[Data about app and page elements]
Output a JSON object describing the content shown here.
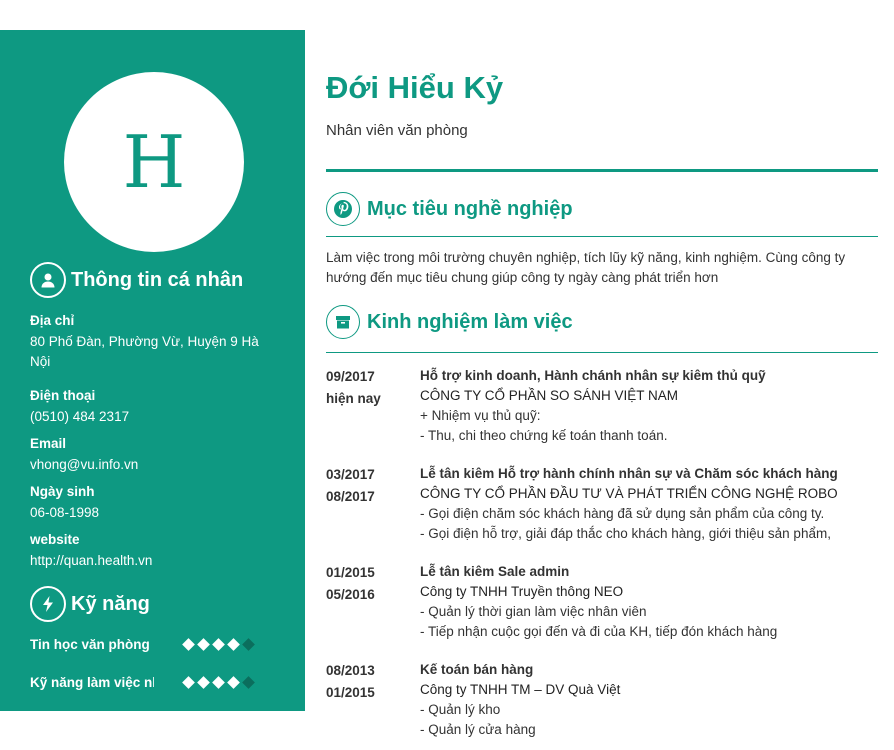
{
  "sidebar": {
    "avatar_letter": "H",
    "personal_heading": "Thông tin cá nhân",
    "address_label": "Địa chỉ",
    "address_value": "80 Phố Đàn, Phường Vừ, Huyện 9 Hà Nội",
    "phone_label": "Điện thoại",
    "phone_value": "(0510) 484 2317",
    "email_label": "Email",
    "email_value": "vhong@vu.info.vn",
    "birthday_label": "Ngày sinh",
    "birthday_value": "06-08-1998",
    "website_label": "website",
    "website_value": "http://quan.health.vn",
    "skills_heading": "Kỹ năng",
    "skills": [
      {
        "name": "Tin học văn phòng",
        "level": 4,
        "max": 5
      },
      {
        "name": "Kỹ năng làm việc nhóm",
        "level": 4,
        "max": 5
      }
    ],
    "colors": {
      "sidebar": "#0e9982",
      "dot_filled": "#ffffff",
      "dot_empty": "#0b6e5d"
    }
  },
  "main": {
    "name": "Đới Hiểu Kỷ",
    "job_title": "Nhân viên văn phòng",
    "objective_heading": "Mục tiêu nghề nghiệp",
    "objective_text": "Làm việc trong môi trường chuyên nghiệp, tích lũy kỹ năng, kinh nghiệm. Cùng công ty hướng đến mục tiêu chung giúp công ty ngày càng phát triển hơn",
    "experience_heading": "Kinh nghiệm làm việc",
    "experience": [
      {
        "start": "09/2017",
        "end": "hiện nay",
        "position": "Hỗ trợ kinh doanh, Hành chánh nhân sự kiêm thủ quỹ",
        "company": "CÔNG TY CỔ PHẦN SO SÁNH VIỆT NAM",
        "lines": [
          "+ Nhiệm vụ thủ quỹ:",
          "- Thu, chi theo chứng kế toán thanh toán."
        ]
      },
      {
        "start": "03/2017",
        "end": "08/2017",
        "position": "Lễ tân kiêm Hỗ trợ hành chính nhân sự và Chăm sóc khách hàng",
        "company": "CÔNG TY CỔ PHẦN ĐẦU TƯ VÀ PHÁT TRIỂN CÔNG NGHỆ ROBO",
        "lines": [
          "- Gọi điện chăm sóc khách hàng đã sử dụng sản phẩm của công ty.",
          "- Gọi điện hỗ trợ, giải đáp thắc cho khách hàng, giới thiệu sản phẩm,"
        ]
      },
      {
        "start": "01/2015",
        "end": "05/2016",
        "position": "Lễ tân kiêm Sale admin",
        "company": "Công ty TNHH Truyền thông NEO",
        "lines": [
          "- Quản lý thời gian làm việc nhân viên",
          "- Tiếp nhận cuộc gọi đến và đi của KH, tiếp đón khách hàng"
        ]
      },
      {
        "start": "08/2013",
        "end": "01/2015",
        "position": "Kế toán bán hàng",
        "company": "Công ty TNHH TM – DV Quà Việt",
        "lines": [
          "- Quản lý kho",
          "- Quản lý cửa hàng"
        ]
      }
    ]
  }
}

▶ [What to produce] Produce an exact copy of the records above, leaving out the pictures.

▶ [Written answer]
Output a JSON object describing the content shown here.
{
  "sidebar": {
    "avatar_letter": "H",
    "personal_heading": "Thông tin cá nhân",
    "address_label": "Địa chỉ",
    "address_value": "80 Phố Đàn, Phường Vừ, Huyện 9 Hà Nội",
    "phone_label": "Điện thoại",
    "phone_value": "(0510) 484 2317",
    "email_label": "Email",
    "email_value": "vhong@vu.info.vn",
    "birthday_label": "Ngày sinh",
    "birthday_value": "06-08-1998",
    "website_label": "website",
    "website_value": "http://quan.health.vn",
    "skills_heading": "Kỹ năng",
    "skills": [
      {
        "name": "Tin học văn phòng",
        "level": 4,
        "max": 5
      },
      {
        "name": "Kỹ năng làm việc nhóm",
        "level": 4,
        "max": 5
      }
    ],
    "colors": {
      "sidebar": "#0e9982",
      "dot_filled": "#ffffff",
      "dot_empty": "#0b6e5d"
    }
  },
  "main": {
    "name": "Đới Hiểu Kỷ",
    "job_title": "Nhân viên văn phòng",
    "objective_heading": "Mục tiêu nghề nghiệp",
    "objective_text": "Làm việc trong môi trường chuyên nghiệp, tích lũy kỹ năng, kinh nghiệm. Cùng công ty hướng đến mục tiêu chung giúp công ty ngày càng phát triển hơn",
    "experience_heading": "Kinh nghiệm làm việc",
    "experience": [
      {
        "start": "09/2017",
        "end": "hiện nay",
        "position": "Hỗ trợ kinh doanh, Hành chánh nhân sự kiêm thủ quỹ",
        "company": "CÔNG TY CỔ PHẦN SO SÁNH VIỆT NAM",
        "lines": [
          "+ Nhiệm vụ thủ quỹ:",
          "- Thu, chi theo chứng kế toán thanh toán."
        ]
      },
      {
        "start": "03/2017",
        "end": "08/2017",
        "position": "Lễ tân kiêm Hỗ trợ hành chính nhân sự và Chăm sóc khách hàng",
        "company": "CÔNG TY CỔ PHẦN ĐẦU TƯ VÀ PHÁT TRIỂN CÔNG NGHỆ ROBO",
        "lines": [
          "- Gọi điện chăm sóc khách hàng đã sử dụng sản phẩm của công ty.",
          "- Gọi điện hỗ trợ, giải đáp thắc cho khách hàng, giới thiệu sản phẩm,"
        ]
      },
      {
        "start": "01/2015",
        "end": "05/2016",
        "position": "Lễ tân kiêm Sale admin",
        "company": "Công ty TNHH Truyền thông NEO",
        "lines": [
          "- Quản lý thời gian làm việc nhân viên",
          "- Tiếp nhận cuộc gọi đến và đi của KH, tiếp đón khách hàng"
        ]
      },
      {
        "start": "08/2013",
        "end": "01/2015",
        "position": "Kế toán bán hàng",
        "company": "Công ty TNHH TM – DV Quà Việt",
        "lines": [
          "- Quản lý kho",
          "- Quản lý cửa hàng"
        ]
      }
    ]
  }
}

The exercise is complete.